Slain Journalist Jamal Khashoggi's Fiancée Urges Justin Bieber to Cancel Saudi Arabia Show

The fiancée of slain journalist Jamal Khashoggi has joined calls for pop star Justin Bieber to cancel his concert in Saudi Arabia next month, the Associated Press reported.

Hatice Cengiz urged Bieber in an open letter published by the Washington Post to call off his performance to "send a powerful message to the world that your name and talent will not be used to restore the reputation of a regime that kills its critics."

Khashoggi was killed in 2018 when he traveled to Istanbul, Turkey, for an appointment at the Saudi consulate to obtain documents required to marry Cengiz.
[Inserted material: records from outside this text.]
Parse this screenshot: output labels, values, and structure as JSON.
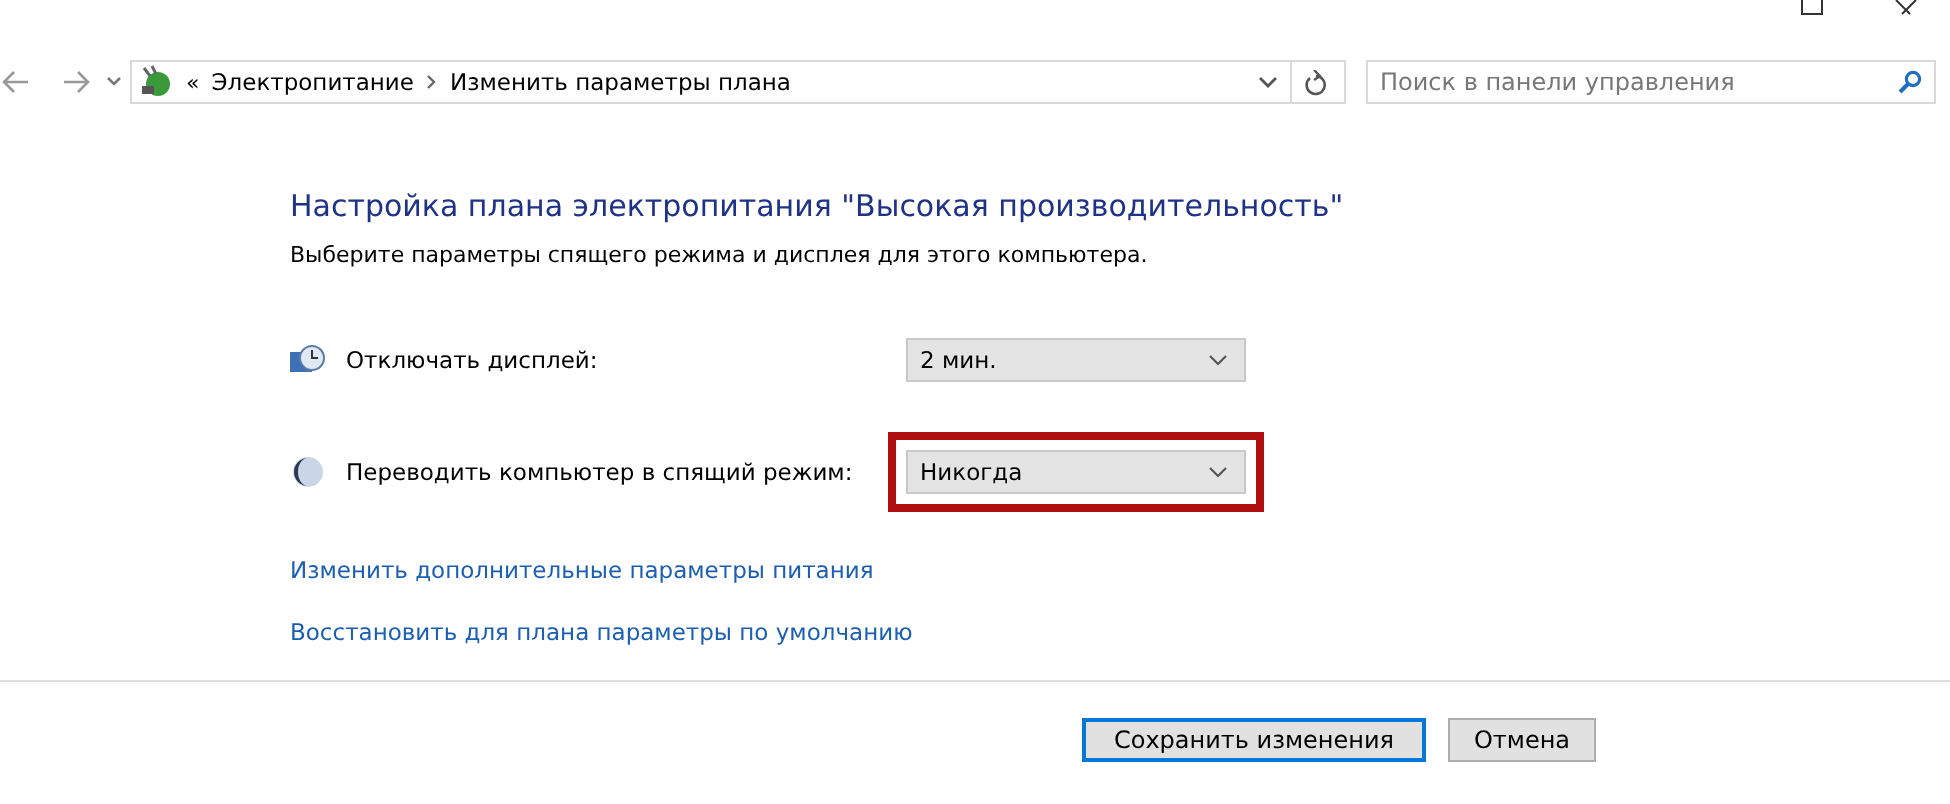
{
  "breadcrumb": {
    "prefix": "«",
    "items": [
      "Электропитание",
      "Изменить параметры плана"
    ]
  },
  "search": {
    "placeholder": "Поиск в панели управления"
  },
  "heading": "Настройка плана электропитания \"Высокая производительность\"",
  "subheading": "Выберите параметры спящего режима и дисплея для этого компьютера.",
  "settings": [
    {
      "kind": "display",
      "label": "Отключать дисплей:",
      "value": "2 мин.",
      "highlighted": false
    },
    {
      "kind": "sleep",
      "label": "Переводить компьютер в спящий режим:",
      "value": "Никогда",
      "highlighted": true
    }
  ],
  "links": [
    "Изменить дополнительные параметры питания",
    "Восстановить для плана параметры по умолчанию"
  ],
  "buttons": [
    {
      "label": "Сохранить изменения",
      "default": true
    },
    {
      "label": "Отмена",
      "default": false
    }
  ]
}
Members of a team of Saudi government agents were also sent to Istanbul, and though Cengiz waited for Khashoggi outside the consulate, he did not walk out. His body has never been discovered, according to AP.

Bieber and others, including A$AP Rocky and David Guetta, are scheduled to perform in December at a Formula One race in the city of Jiddah.

Cengiz wrote in her letter to the singer that his opportunity to perform was likely sanctioned by Prince Mohammed, the crown prince who claims that he had nothing to do with Khashoggi's killing even though a U.S. intelligence assessment determined that he authorized the operation, AP reported.

"Please know that your invitation to participate in a concert in Jiddah comes directly from MBS, as the crown prince is known," Cengiz wrote. "Nothing of significance happens in Saudi Arabia without his consent, and certainly not an event as important and flashy as this."

For more reporting from the Associated Press, see below.

Justin Bieber Saudi Arabia Show
In an open letter published by the Washington Post on November 21, 2021, Hatice Cengiz, the fiancée of slain Saudi critic Jamal Khashoggi, joined a chorus of voices calling on pop star Justin Bieber to cancel his concert in Saudi Arabia on December 5. Above, Bieber attends the Metropolitan Museum of Art's Costume Institute benefit gala celebrating the opening of the In America: A Lexicon of Fashion exhibition on September 13, 2021, in New York City. Evan Agostini/AP Photo

It is not the first time a pop star has faced pressure to pull out of a concert in Saudi Arabia. Mariah Carey was the biggest-name performer to hit the stage in Saudi Arabia after Khashoggi's killing in October 2018. She brushed off calls to boycott the show.

Public pressure, however, prompted Nicki Minaj in 2019 to cancel her appearance on stage at a concert in Jiddah, telling AP at the time she wanted to show support for women's rights, gay rights and freedom of expression.

Bieber's concert in Saudi Arabia comes shortly before he opens a world tour in February that was rescheduled from 2020 due to the pandemic.

In the time since, Saudi Arabia's state-owned sovereign wealth fund—steered by Prince Mohammed—scooped up shares in Live Nation, the company that owns Ticketmaster and promotes concerts for Bieber and other major stars. As Live Nation's shares plummeted last year during COVID-19 lockdowns and the cancellation of thousands of shows, the Public Investment Fund bought $500 million worth of shares in the battered company.

Public filings show the Saudi wealth fund is now the second-largest institutional holder in Live Nation, with a stake worth some $1.4 billion.

Human Rights Watch has also called on Bieber and the other performers to pull out of the F1 concerts in Saudi Arabia, saying these events are aimed at "sportwashing" by diverting attention and deflecting scrutiny from Saudi Arabia's human rights record.

Saudi youth are the main attendees of these concerts, enjoying the country's newfound social changes that allow for music and gender mixing. The kingdom's General Sports Authority argues that sports is a tool for social change within the kingdom.

Next month's F1 race will be the first time Saudi Arabia hosts the premier sporting event, though the kingdom has hosted the lesser known Formula-E race in past years in an effort to raise the country's profile as a tourist destination.

At the time of Khashoggi's killing, the crown prince was being lauded for ushering in social reforms transforming life for many inside the country. Khashoggi had been writing columns for the Washington Post criticizing the crown prince's brash foreign policy moves and simultaneous crackdown on activists and perceived critics, including women's rights activists, writers, clerics and economists.

Saudi Arabia held a trial for some of those involved in his killing, sentencing five to death before sparing them of execution.

Khashoggi's fiancée has told AP that she will keep speaking out in the hopes of giving voice to those who remain imprisoned in Saudi Arabia for expressing their opinion.

Khashoggi Killing
Jamal Khashoggi was killed in 2018 when he traveled to Istanbul for an appointment at the Saudi consulate to obtain documents required to marry Hatice Cengiz. Above, people hold posters picturing Khashoggi and candles during a gathering outside the Saudi Arabia consulate in Istanbul, Turkey, on October 25, 2018. Yasin Akgul/AFP via Getty Images